Apparently, some cultures, today, still believe this. It seems to be an updated, modernized version of the mirror superstition, but with a little twist. As I mentioned, some cultures believe that a person’s soul is reflected in mirrors. The problem, here, is that the photograph retains an image of the person, whereas, when you step away from a mirror, your image leaves. Cameras are only a couple of hundred years old. Mirrors were invented thousands, if not tens of thousands, of years ago. The Ancient Egyptians used them, in some form. Everywhere you turn, you have to worry about your soul, I guess.
Sneezing And Bless You
I’ve, actually, done some previous research on this one. The superstition was started during the Bubonic plague, in the 1300s. People believed that you might have the plague, if you sneezed. So, their way of counteracting that awful disease, supernaturally, of course, was to say a little prayer for you, by way of saying “God bless you”, probably because they figured you were, just about, out of luck. Yes, it still persists to this day. “Old habits die hard”, as they say, (no pun intended).
“Waste not….” This one seems to be very old. It goes back to a time when salt was difficult to come by. Spilling salt was considered wasteful. So, ipso facto, a superstition was created to combat the spillage. How old could this, possibly, be? According to legend, Judas spilled salt at “The Last Supper”….
Of course, stories like that merely reflect the beliefs of that time. That could explain why the salt thing has persisted for so long. I’m sure a billion other people have, too, before and since then, but it stuck. As for the tossing of the salt after it’s spilled, that is, also, considered a religious thing, probably for the same reason as above. It’s supposed to counteract a bad omen by hitting the devil on your left shoulder in the face with it. Take that!
The Wrong Side Of The Bed

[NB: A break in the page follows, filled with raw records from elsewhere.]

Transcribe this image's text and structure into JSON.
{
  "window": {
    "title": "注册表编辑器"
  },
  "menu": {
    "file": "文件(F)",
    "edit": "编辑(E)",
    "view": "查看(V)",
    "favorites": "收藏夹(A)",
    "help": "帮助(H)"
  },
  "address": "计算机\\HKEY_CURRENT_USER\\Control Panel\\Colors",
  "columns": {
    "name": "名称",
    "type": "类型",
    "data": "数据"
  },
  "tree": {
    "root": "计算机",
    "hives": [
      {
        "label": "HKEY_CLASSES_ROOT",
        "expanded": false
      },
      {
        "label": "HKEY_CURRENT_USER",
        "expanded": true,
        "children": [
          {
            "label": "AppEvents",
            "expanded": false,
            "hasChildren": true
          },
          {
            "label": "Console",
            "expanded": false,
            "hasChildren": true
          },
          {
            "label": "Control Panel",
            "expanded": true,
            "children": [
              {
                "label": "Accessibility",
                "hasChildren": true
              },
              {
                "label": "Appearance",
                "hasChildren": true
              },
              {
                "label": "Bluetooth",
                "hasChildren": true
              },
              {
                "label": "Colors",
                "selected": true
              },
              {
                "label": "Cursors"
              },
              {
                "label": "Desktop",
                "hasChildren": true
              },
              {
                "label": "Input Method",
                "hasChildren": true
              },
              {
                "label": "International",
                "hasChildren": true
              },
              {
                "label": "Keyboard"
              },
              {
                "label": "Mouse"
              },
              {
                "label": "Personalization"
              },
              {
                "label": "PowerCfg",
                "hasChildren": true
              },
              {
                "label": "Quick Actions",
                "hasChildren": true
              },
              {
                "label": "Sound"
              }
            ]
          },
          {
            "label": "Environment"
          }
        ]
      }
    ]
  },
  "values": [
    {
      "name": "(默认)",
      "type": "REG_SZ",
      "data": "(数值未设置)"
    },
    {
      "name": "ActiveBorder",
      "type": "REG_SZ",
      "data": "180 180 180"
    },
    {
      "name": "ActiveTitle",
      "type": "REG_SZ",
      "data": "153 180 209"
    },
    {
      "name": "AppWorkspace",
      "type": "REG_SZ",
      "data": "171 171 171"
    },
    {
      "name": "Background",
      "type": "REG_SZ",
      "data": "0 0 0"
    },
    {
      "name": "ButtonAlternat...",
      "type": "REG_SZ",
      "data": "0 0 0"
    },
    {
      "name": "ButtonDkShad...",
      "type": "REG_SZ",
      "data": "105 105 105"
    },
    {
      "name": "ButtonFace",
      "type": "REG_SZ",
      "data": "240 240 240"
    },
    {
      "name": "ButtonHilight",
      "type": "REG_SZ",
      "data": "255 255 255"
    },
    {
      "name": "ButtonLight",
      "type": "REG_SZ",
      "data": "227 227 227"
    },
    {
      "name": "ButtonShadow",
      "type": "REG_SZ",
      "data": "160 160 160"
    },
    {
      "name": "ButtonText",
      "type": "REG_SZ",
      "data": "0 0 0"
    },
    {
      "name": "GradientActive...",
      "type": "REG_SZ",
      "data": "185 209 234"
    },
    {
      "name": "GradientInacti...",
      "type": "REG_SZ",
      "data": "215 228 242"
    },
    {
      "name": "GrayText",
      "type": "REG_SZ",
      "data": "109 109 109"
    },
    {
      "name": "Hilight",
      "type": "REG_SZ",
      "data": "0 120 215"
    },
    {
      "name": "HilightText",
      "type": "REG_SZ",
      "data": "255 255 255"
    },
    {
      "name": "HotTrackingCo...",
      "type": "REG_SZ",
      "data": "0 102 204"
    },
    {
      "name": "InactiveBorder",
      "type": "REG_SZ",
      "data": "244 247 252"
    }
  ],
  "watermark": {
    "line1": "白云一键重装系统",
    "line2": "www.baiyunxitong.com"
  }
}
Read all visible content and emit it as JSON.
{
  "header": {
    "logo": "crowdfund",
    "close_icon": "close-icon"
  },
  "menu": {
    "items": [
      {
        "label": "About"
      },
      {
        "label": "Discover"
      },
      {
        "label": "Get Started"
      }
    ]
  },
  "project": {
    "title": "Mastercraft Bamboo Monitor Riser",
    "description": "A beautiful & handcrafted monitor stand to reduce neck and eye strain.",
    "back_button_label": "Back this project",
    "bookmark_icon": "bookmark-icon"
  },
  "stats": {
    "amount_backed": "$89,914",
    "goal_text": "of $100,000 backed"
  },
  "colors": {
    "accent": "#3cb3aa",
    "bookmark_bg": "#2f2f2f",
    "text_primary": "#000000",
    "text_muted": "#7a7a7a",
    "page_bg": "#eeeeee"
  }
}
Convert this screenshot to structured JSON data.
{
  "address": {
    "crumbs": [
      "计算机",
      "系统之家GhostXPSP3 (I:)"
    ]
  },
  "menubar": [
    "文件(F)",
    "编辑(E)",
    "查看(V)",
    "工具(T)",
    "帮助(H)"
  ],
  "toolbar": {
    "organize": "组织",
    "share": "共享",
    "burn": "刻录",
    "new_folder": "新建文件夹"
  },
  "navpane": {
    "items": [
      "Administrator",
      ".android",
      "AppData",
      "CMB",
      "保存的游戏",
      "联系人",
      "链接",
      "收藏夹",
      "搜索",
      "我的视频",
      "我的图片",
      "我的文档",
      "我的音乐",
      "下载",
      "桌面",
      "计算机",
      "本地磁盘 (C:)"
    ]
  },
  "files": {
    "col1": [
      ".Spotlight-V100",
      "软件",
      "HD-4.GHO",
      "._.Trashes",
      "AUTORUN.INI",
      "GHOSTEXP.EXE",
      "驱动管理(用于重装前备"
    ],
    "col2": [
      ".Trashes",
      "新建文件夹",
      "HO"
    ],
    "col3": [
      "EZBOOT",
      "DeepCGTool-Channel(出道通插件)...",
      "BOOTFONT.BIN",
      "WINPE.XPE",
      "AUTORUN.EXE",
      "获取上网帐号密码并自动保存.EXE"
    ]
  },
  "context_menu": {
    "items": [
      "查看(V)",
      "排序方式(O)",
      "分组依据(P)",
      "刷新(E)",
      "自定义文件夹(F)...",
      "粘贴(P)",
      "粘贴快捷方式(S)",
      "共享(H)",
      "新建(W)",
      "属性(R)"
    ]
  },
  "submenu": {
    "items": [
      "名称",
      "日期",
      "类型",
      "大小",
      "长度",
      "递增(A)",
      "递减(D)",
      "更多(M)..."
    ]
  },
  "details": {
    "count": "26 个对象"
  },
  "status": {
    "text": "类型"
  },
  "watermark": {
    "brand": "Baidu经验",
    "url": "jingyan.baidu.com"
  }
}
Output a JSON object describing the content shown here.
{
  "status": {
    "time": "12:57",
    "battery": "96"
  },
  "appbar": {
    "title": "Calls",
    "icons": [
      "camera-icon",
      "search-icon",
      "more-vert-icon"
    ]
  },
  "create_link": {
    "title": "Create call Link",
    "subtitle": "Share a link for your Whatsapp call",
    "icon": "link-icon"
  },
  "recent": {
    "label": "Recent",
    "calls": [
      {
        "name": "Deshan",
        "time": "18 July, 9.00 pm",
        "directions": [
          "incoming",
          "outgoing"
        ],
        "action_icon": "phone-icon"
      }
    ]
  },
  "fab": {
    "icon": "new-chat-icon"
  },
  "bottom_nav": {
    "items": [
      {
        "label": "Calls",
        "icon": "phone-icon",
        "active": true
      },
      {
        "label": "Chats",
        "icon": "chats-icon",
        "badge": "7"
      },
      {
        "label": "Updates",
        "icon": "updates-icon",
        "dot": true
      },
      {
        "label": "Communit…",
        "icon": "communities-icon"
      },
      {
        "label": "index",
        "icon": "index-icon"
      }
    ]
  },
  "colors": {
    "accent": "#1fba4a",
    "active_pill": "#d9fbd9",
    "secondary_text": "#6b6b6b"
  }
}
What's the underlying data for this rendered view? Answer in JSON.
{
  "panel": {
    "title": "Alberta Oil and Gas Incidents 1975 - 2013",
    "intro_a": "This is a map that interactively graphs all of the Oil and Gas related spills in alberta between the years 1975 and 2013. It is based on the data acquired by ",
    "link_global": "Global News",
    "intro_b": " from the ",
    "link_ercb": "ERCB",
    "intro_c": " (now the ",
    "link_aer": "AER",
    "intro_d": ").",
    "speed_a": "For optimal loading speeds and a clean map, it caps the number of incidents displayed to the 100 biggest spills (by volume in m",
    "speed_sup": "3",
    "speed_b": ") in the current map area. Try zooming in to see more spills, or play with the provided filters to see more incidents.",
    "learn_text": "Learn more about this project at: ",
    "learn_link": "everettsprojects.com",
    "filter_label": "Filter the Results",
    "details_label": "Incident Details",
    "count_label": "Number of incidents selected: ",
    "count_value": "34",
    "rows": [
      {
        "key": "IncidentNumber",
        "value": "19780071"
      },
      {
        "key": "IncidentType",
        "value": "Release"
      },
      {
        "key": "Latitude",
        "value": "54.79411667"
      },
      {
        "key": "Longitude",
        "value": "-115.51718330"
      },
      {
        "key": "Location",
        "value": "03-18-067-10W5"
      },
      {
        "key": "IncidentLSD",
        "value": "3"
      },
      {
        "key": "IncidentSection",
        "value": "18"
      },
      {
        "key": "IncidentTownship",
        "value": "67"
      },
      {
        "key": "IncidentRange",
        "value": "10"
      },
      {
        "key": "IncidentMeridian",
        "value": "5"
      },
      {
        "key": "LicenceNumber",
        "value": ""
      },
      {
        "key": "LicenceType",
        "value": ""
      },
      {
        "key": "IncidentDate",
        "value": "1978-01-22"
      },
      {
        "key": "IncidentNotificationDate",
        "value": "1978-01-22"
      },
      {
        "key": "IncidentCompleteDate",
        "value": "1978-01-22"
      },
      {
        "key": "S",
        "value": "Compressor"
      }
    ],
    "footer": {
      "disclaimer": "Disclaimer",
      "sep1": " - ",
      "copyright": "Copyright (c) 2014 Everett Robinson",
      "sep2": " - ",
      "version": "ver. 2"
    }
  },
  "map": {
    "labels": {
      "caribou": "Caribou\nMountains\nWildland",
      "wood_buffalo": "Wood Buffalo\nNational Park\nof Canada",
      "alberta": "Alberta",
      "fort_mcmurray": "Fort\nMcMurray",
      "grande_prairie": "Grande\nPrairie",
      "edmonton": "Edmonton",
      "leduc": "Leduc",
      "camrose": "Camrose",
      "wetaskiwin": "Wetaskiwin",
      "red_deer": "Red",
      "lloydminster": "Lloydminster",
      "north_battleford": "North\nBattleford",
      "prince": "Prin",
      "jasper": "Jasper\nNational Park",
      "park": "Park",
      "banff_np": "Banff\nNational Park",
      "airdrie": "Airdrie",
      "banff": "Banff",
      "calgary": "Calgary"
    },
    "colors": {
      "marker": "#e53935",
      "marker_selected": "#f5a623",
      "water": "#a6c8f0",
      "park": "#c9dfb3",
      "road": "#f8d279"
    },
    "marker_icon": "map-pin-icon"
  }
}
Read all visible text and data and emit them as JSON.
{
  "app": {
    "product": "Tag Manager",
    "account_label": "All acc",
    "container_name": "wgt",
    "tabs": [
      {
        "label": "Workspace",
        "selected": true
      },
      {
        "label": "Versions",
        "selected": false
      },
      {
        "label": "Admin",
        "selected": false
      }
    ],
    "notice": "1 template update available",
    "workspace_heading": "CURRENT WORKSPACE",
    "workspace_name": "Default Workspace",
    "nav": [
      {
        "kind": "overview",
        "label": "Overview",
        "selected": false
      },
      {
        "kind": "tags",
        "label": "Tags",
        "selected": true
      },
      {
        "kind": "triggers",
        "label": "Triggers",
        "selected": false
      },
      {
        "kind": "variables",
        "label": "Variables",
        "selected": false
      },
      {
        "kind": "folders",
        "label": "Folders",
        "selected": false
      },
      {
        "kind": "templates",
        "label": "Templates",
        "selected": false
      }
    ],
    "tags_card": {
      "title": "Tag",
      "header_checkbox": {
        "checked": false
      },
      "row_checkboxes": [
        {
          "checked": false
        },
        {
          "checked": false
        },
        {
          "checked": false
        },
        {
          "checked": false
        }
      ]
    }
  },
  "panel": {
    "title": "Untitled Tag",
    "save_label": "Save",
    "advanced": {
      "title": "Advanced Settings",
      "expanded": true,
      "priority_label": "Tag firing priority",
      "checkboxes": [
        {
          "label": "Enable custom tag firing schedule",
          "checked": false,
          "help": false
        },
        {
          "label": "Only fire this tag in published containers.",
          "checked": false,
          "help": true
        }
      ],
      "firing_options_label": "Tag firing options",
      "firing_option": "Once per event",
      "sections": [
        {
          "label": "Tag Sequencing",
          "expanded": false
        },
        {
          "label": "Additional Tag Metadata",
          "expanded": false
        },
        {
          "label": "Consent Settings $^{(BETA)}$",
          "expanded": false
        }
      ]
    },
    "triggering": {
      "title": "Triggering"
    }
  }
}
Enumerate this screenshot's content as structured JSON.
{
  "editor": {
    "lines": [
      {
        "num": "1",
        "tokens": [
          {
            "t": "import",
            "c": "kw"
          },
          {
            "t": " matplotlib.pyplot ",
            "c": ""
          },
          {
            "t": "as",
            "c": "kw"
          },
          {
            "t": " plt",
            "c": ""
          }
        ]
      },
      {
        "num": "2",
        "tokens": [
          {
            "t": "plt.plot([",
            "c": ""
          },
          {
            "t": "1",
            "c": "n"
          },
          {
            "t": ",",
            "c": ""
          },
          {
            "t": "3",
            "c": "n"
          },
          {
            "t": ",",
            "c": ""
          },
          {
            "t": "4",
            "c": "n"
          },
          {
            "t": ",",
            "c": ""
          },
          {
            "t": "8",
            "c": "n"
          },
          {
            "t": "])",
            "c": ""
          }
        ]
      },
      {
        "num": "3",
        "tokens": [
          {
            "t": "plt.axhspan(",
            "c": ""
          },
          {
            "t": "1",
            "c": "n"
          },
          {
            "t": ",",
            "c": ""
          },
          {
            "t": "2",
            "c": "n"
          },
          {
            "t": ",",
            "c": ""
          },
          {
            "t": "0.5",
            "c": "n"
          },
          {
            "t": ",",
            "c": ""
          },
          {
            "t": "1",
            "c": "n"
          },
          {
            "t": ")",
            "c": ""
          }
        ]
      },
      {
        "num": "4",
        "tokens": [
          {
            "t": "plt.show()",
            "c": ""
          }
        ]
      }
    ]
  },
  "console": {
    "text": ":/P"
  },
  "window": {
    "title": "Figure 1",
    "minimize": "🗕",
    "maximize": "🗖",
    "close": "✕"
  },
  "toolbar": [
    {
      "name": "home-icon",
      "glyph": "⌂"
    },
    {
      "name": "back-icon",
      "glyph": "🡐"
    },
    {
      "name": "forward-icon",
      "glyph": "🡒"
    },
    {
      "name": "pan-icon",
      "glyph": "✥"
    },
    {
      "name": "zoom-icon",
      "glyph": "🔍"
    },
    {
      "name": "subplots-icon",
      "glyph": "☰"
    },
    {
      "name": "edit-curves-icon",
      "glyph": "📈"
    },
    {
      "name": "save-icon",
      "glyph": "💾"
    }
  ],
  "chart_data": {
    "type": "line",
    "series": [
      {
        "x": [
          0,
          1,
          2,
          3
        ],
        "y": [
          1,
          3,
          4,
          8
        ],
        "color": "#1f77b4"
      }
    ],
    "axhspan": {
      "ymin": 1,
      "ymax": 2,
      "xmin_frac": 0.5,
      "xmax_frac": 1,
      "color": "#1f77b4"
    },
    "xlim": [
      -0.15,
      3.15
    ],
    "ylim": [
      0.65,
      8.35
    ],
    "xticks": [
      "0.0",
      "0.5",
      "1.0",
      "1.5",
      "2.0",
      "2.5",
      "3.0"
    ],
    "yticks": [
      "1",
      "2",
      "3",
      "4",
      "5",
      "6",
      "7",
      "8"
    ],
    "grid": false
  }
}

Here’s another bad one for left-handed people. Back in Ancient Rome, the people believed that the left side, of anything, was bad luck. Therefore, to place your left foot on the floor before your right foot, when getting up in the morning, invited bad luck to follow you for the rest of the day. Other cultures believe that getting out on the left side is good. Because the left side of the brain is the side of logic and rational thought. I get out of bed at the bottom, with both feet. What could that possibly mean?
I can’t seem to find the origin for this one, but legend has it that if you go to a Crossroads on Halloween night, the wind will tell you everything bad that will happen to you in the upcoming year. I think I’d rather have them one at a time, instead of all at once like that. It keeps life mysterious.
Many people have wondered where and why superstitions have started. The Where is unique to each fear, but the Why is universal. Sure, each fear has some specific examples as to what caused it, but the fact is that these superstitions were created as a way to try to find order in a chaotic world.
Sometimes, people can’t accept that things just happen. So, they create fantastical rules and circumstances to place on situations: things like, “The Devil caused the plague” instead of figuring out the actual cause, (like, ahem, never bathing, ahem). It’s your choices that make things happen the way they do and not some supernatural, sentient, half-goat looking creature. Scare on!